- #1

- 6

- 0

Cov(x,y)=[X-E(x))(Y-E(y)]

and this would equal 0 under the normal OLS assumption.

I know how to calculate the covariance, but X here is a matrix. So I don't understand the logic of this formula...

- Thread starter Rabolisk
- Start date

- #1

- 6

- 0

Cov(x,y)=[X-E(x))(Y-E(y)]

and this would equal 0 under the normal OLS assumption.

I know how to calculate the covariance, but X here is a matrix. So I don't understand the logic of this formula...

- #2

I like Serena

Homework Helper

- 6,577

- 176

Did you already look at the wiki page?

http://en.wikipedia.org/wiki/Covariance

Your formula does not seem to be quite right.

X and Y could be random variables, but in that case an extra E should be present in your formula (see wiki).

If your X and Y are matrices then your formula should have an extra 1/N in it (see wiki).

- #3

Stephen Tashi

Science Advisor

- 7,570

- 1,465

For vectors X and Y, we have

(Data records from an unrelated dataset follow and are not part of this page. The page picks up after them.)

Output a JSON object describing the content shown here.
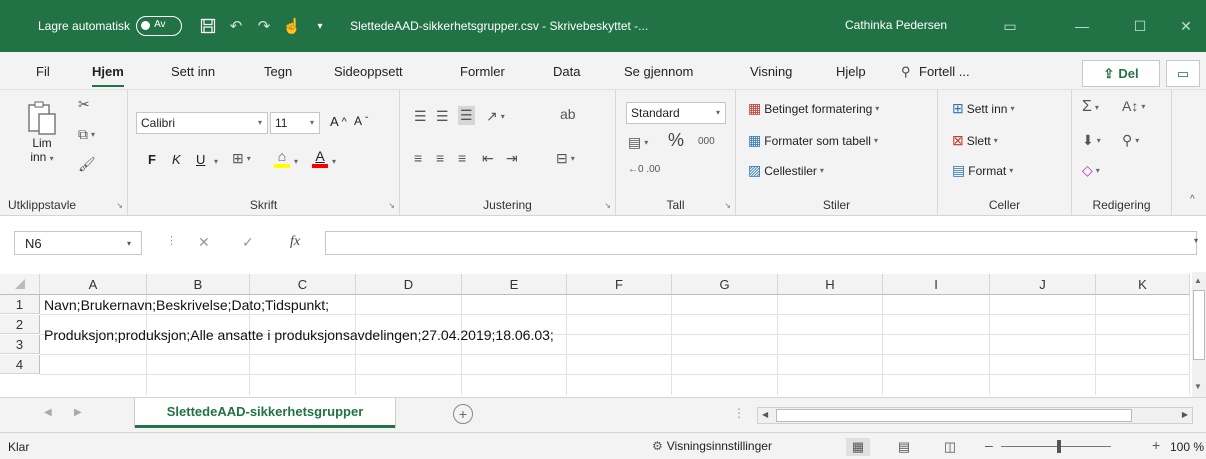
{
  "titlebar": {
    "autosave_label": "Lagre automatisk",
    "autosave_state": "Av",
    "document_title": "SlettedeAAD-sikkerhetsgrupper.csv - Skrivebeskyttet -...",
    "user_name": "Cathinka Pedersen"
  },
  "tabs": [
    "Fil",
    "Hjem",
    "Sett inn",
    "Tegn",
    "Sideoppsett",
    "Formler",
    "Data",
    "Se gjennom",
    "Visning",
    "Hjelp"
  ],
  "active_tab": "Hjem",
  "search_label": "Fortell ...",
  "share_label": "Del",
  "ribbon": {
    "clipboard": {
      "paste_label": "Lim",
      "paste_label2": "inn",
      "group_label": "Utklippstavle"
    },
    "font": {
      "font_name": "Calibri",
      "font_size": "11",
      "bold": "F",
      "italic": "K",
      "underline": "U",
      "group_label": "Skrift",
      "highlight_color": "#FFFF00",
      "font_color": "#FF0000"
    },
    "alignment": {
      "group_label": "Justering"
    },
    "number": {
      "format": "Standard",
      "percent": "%",
      "thousands": "000",
      "group_label": "Tall"
    },
    "styles": {
      "conditional": "Betinget formatering",
      "format_table": "Formater som tabell",
      "cell_styles": "Cellestiler",
      "group_label": "Stiler"
    },
    "cells": {
      "insert": "Sett inn",
      "delete": "Slett",
      "format": "Format",
      "group_label": "Celler"
    },
    "editing": {
      "group_label": "Redigering"
    }
  },
  "formula_bar": {
    "name_box": "N6",
    "fx": "fx",
    "formula": ""
  },
  "grid": {
    "columns": [
      "A",
      "B",
      "C",
      "D",
      "E",
      "F",
      "G",
      "H",
      "I",
      "J",
      "K"
    ],
    "rows": [
      "1",
      "2",
      "3",
      "4"
    ],
    "cells": {
      "A1": "Navn;Brukernavn;Beskrivelse;Dato;Tidspunkt;",
      "A2": "Produksjon;produksjon;Alle ansatte i produksjonsavdelingen;27.04.2019;18.06.03;"
    }
  },
  "sheet_tab": "SlettedeAAD-sikkerhetsgrupper",
  "statusbar": {
    "ready": "Klar",
    "view_settings": "Visningsinnstillinger",
    "zoom": "100 %"
  },
  "colors": {
    "accent": "#217346"
  }
}
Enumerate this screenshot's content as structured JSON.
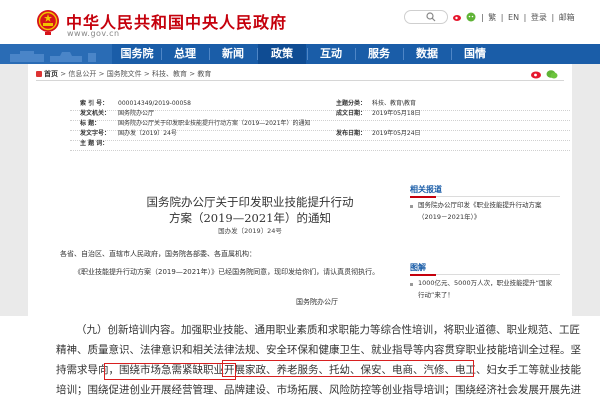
{
  "header": {
    "site_title": "中华人民共和国中央人民政府",
    "site_url": "www.gov.cn",
    "lang_links": [
      "繁",
      "EN",
      "登录",
      "邮箱"
    ],
    "lang_sep": "|"
  },
  "nav": {
    "items": [
      "国务院",
      "总理",
      "新闻",
      "政策",
      "互动",
      "服务",
      "数据",
      "国情"
    ],
    "active_index": 3
  },
  "breadcrumb": {
    "home": "首页",
    "path": [
      "信息公开",
      "国务院文件",
      "科技、教育",
      "教育"
    ],
    "sep": ">"
  },
  "meta": {
    "index_label": "索  引  号：",
    "index_value": "000014349/2019-00058",
    "topic_label": "主题分类：",
    "topic_value": "科技、教育\\教育",
    "issuer_label": "发文机关：",
    "issuer_value": "国务院办公厅",
    "written_label": "成文日期：",
    "written_value": "2019年05月18日",
    "title_label": "标      题：",
    "title_value": "国务院办公厅关于印发职业技能提升行动方案（2019—2021年）的通知",
    "docnum_label": "发文字号：",
    "docnum_value": "国办发〔2019〕24号",
    "publish_label": "发布日期：",
    "publish_value": "2019年05月24日",
    "keywords_label": "主  题  词："
  },
  "article": {
    "title_line1": "国务院办公厅关于印发职业技能提升行动",
    "title_line2": "方案（2019—2021年）的通知",
    "doc_number": "国办发〔2019〕24号",
    "salutation": "各省、自治区、直辖市人民政府，国务院各部委、各直属机构：",
    "body": "《职业技能提升行动方案（2019—2021年）》已经国务院同意，现印发给你们，请认真贯彻执行。",
    "signature": "国务院办公厅"
  },
  "sidebar": {
    "news_title": "相关报道",
    "news_link": "国务院办公厅印发《职业技能提升行动方案（2019－2021年）》",
    "graphic_title": "图解",
    "graphic_link": "1000亿元、5000万人次，职业技能提升“国家行动”来了！"
  },
  "zoom": {
    "line1": "（九）创新培训内容。加强职业技能、通用职业素质和求职能力等综合性培训，将职业道德、职业规范、工匠",
    "line2": "精神、质量意识、法律意识和相关法律法规、安全环保和健康卫生、就业指导等内容贯穿职业技能培训全过程。坚",
    "line3": "持需求导向，围绕市场急需紧缺职业开展家政、养老服务、托幼、保安、电商、汽修、电工、妇女手工等就业技能",
    "line4": "培训；围绕促进创业开展经营管理、品牌建设、市场拓展、风险防控等创业指导培训；围绕经济社会发展开展先进"
  },
  "colors": {
    "brand_red": "#c5000c",
    "nav_blue": "#1a5da8",
    "highlight_red": "#d82020"
  }
}
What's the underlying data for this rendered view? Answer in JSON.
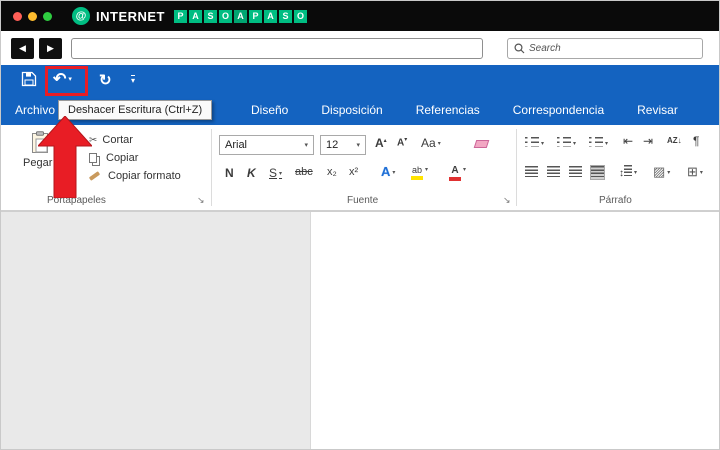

[itex] | X + Y |^2 = |X|^2 + |Y|^2 - 2|X||Y| \cos \theta [/itex] where [itex] \theta [/itex] is the angle between the vectors.

For random variables X and Y we have

variance(X+Y) = variance(X) + variance(Y) + 2 Covariance(X,Y)

The analogy is even better if we express it in standard deviations:

[itex] ( std. dev(X+Y))^2 = (std. dev(X))^2 + (std. dev(Y))^2 + 2 Covariance(X,Y) [/itex]

The covariance is roughly analagous to the cosine term. The quantity that would be analagous to [itex] cos(\theta) [/itex] is [itex] \frac{- Covariance(X,Y) }{(std. dev(X)) (std. dev(Y))} [/itex].

- Replies
- 3

- Views
- 3K

- Last Post

- Replies
- 1

- Views
- 3K

- Replies
- 1

- Views
- 1K

- Replies
- 3

- Views
- 4K

- Last Post

- Replies
- 2

- Views
- 3K

- Replies
- 7

- Views
- 739

- Last Post

- Replies
- 4

- Views
- 21K

- Replies
- 1

- Views
- 3K

- Replies
- 5

- Views
- 2K

- Last Post

- Replies
- 18

- Views
- 5K